Disease-free and cancer-free survival of the total patient cohort were 90.0% and 91.5%, respectively.
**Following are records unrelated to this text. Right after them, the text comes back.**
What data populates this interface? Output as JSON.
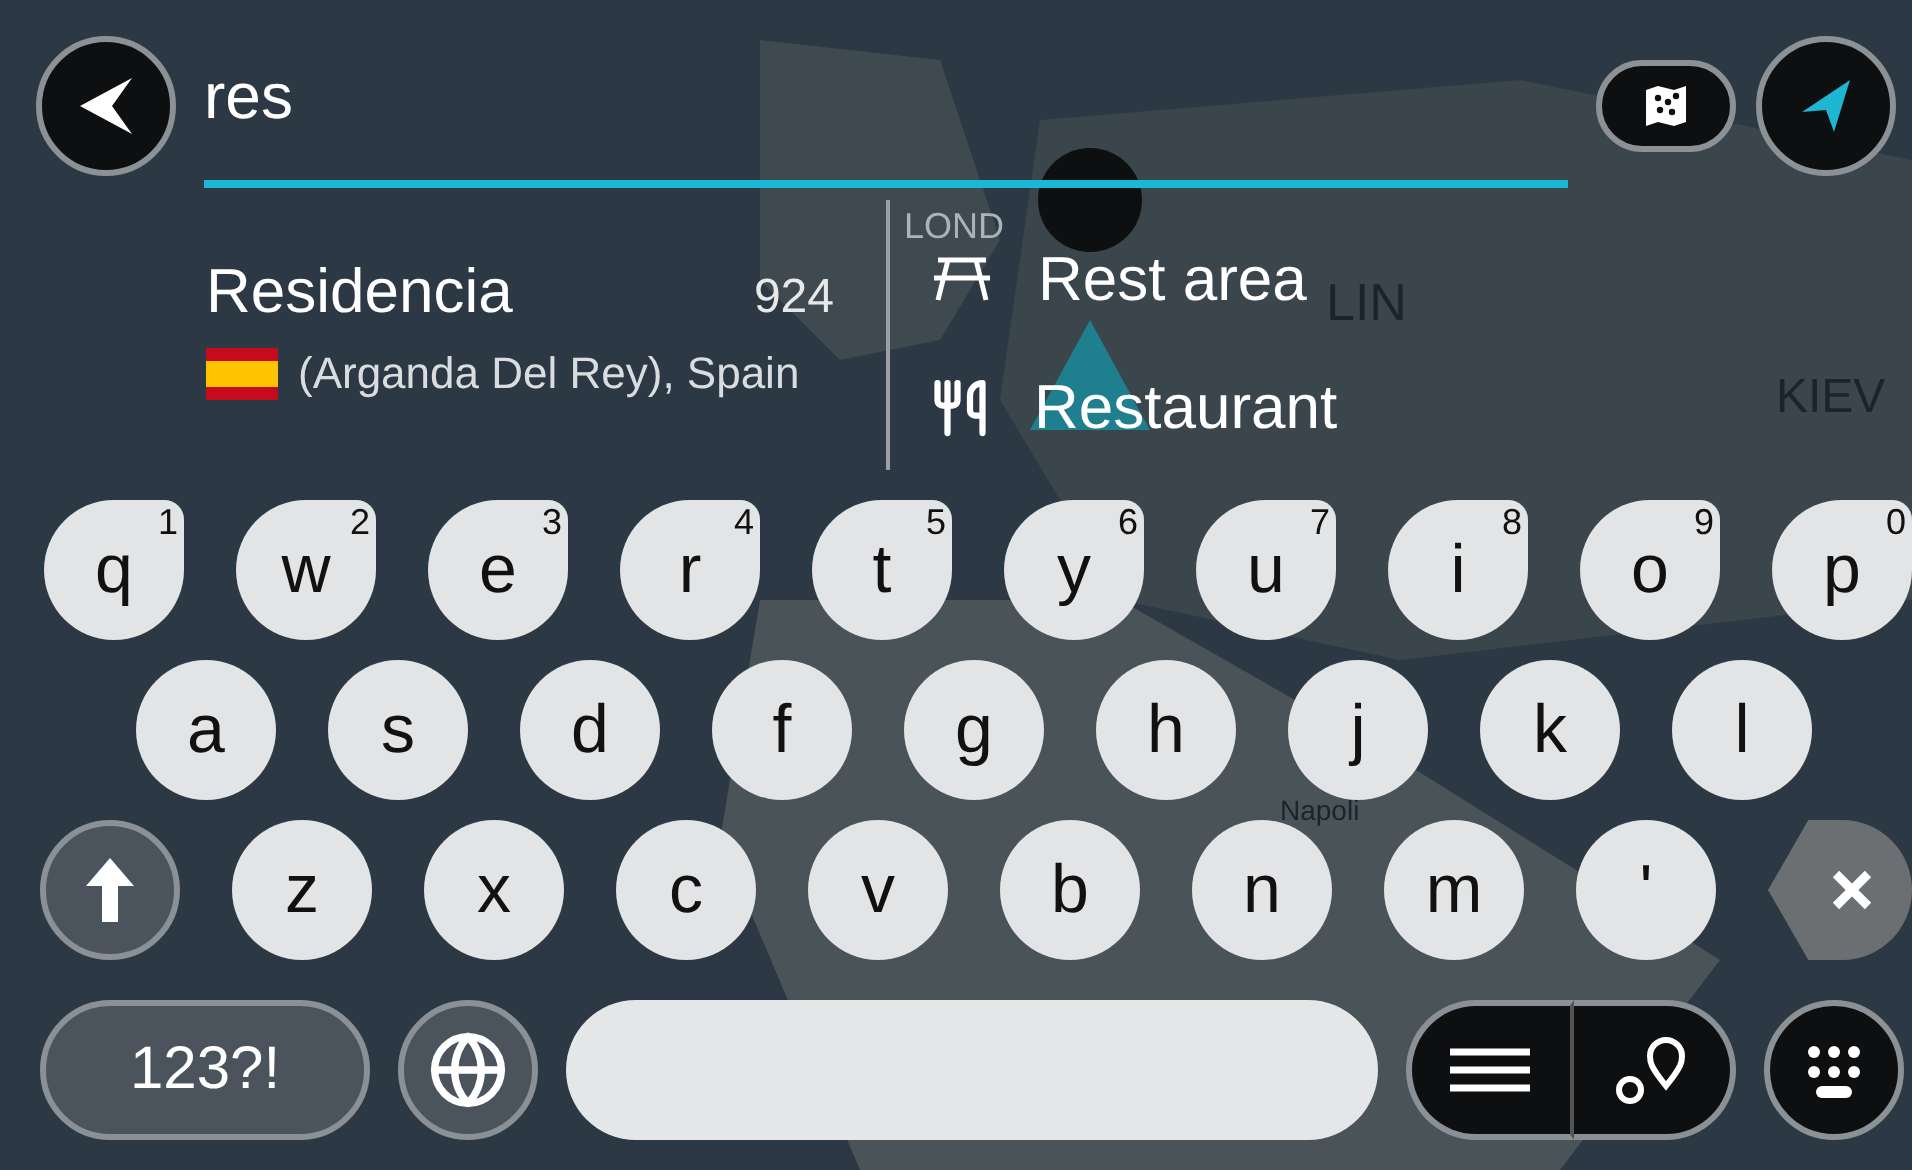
{
  "search": {
    "value": "res"
  },
  "result": {
    "name": "Residencia",
    "distance": "924",
    "location": "(Arganda Del Rey), Spain"
  },
  "categories": [
    {
      "label": "Rest area",
      "kind": "rest"
    },
    {
      "label": "Restaurant",
      "kind": "food"
    }
  ],
  "map_labels": [
    "LOND",
    "LIN",
    "KIEV",
    "Napoli"
  ],
  "keyboard": {
    "rows": [
      [
        {
          "key": "q",
          "sup": "1"
        },
        {
          "key": "w",
          "sup": "2"
        },
        {
          "key": "e",
          "sup": "3"
        },
        {
          "key": "r",
          "sup": "4"
        },
        {
          "key": "t",
          "sup": "5"
        },
        {
          "key": "y",
          "sup": "6"
        },
        {
          "key": "u",
          "sup": "7"
        },
        {
          "key": "i",
          "sup": "8"
        },
        {
          "key": "o",
          "sup": "9"
        },
        {
          "key": "p",
          "sup": "0"
        }
      ],
      [
        {
          "key": "a"
        },
        {
          "key": "s"
        },
        {
          "key": "d"
        },
        {
          "key": "f"
        },
        {
          "key": "g"
        },
        {
          "key": "h"
        },
        {
          "key": "j"
        },
        {
          "key": "k"
        },
        {
          "key": "l"
        }
      ],
      [
        {
          "key": "z"
        },
        {
          "key": "x"
        },
        {
          "key": "c"
        },
        {
          "key": "v"
        },
        {
          "key": "b"
        },
        {
          "key": "n"
        },
        {
          "key": "m"
        },
        {
          "key": "'"
        }
      ]
    ],
    "mode_key": "123?!"
  }
}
Survival rates were no poorer in the patients who underwent APR compared with AR.

The study, published in the British Journal of Surgery, considered the patients' surgery outcomes in terms of disease stage: 397 had stage I disease, 125 stage II, and 133 stage III. There was no significant difference in stage-specific survival after AR and APR.

"The finding of no differences, stage for stage, in local recurrence between APR and sphincter-sparing surgery is most likely commitment to techniques that ensure negative circumferential resection margins and distal margins," the researchers write.

They add that "the overall local recurrence rate for patients with stage III disease without the use of neoadjuvant or adjuvant radiotherapy was 5%, suggesting that some stage III disease can be well controlled with surgery alone."

The patients studied did not receive chemoradiotherapy for various reasons, including comorbidities, patient choice, and delay due to complication, and allowed the researchers to compare AR and APR without radiation therapy as a confounding factor.

The results suggest that, provided surgery is well-performed and standardized, in some cases "radiation therapy may not confer much additional benefit."

In response to the dispute over APR, they conclude: "The commitment to a standardized wide resection should be the current approach to APR rather than prone positioning, routine coccygectomy and flap closure of resulting wide perineal wounds."

By Chloe McIvor